Our heartbeats literally enable life, circulating oxygen to our lungs and vital systems throughout the body.

Sometimes, because of genetic predispositions or cardiac conditions, the heart can beat too quickly, too slowly or in an erratic fashion. This can result in symptoms like dizziness or heart palpitations.

A doctor at The General

A doctor at The General explains this patient’s cardiac arrhythmia using a large-scale model.

A life-threatening condition

However, some people experience none of these symptoms and may not be aware that they have an arrhythmia, or an irregular heartbeat. Cases such as these can be particularly dangerous, which is why the work of the Cardiac Arrhythmia Unit (CAU) is so important.

“Arrhythmias can affect everyone and we provide care for patients from teenagers to 100-year olds,” explains Quinn Kolthof, Clinical Manager of Arrhythmia Services at Hamilton General Hospital. “Arrhythmias can range from minor-level disturbances to life-threatening conditions like heart failure, and we are skilled at dealing with all.”

Care in the CAU

The CAU offers same-day care for patients provided by an interdisciplinary team of physicians, nurses, medical radiological technicians, arrhythmia technicians, health care and environmental aides, and more. The CAU is a self-contained area where patients are prepped for procedures, receive their treatment and recover in the same unit.

“The CAU has strong collaboration with international experts.”

The CAU conducts electrophysiology (EP) heart studies to determine the causes of arrhythmias, and the unit also specializes in the implantation of pacemakers and implantable cardio defibrillators (ICDs) to regulate heart rhythms.

The team in the CAU also performs cardiac ablation, which is a minimally invasive procedure involving the use of electrodes to deliver safe electrical pulses to areas of the heart for the treatment an irregular heartbeat.

World-class research

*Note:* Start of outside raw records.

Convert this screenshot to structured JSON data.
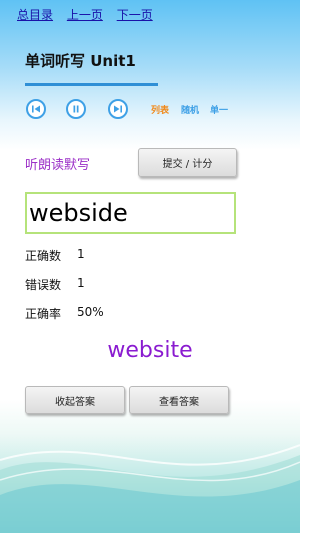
{
  "nav": {
    "home": "总目录",
    "prev": "上一页",
    "next": "下一页"
  },
  "title": "单词听写 Unit1",
  "controls": {
    "prev_icon": "skip-previous-icon",
    "pause_icon": "pause-icon",
    "next_icon": "skip-next-icon",
    "modes": {
      "list": "列表",
      "random": "随机",
      "single": "单一"
    },
    "colors": {
      "accent": "#3ea0e6",
      "list_mode": "#f08a1c"
    }
  },
  "dictation": {
    "label": "听朗读默写",
    "submit_label": "提交 / 计分",
    "input_value": "webside"
  },
  "stats": {
    "correct_label": "正确数",
    "correct_value": "1",
    "wrong_label": "错误数",
    "wrong_value": "1",
    "rate_label": "正确率",
    "rate_value": "50%"
  },
  "answer": {
    "word": "website",
    "collapse_label": "收起答案",
    "view_label": "查看答案"
  }
}
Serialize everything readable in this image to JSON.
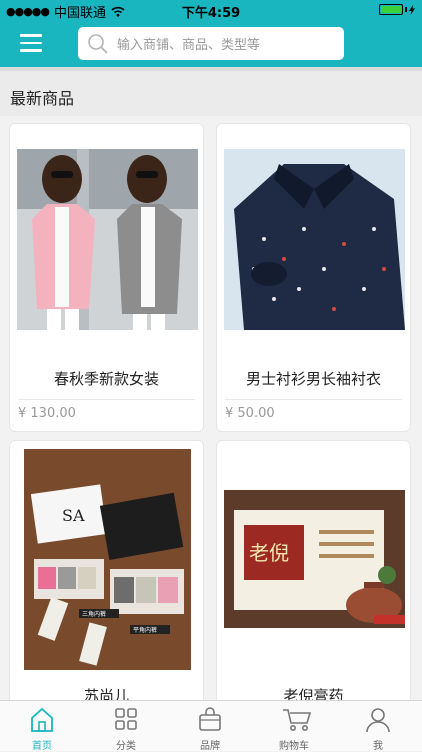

“We are also a world-class arrhythmia research institute that has helped to shape the use of pacemakers, ICDs, and blood thinning to prevent stroke in atrial fibrillation,” says Quinn. “The CAU has strong collaboration with international experts in cardiac surgery, neurology, and thrombosis medicine. Our team is proud of the work we do to improve the quality of life for patients throughout the region.”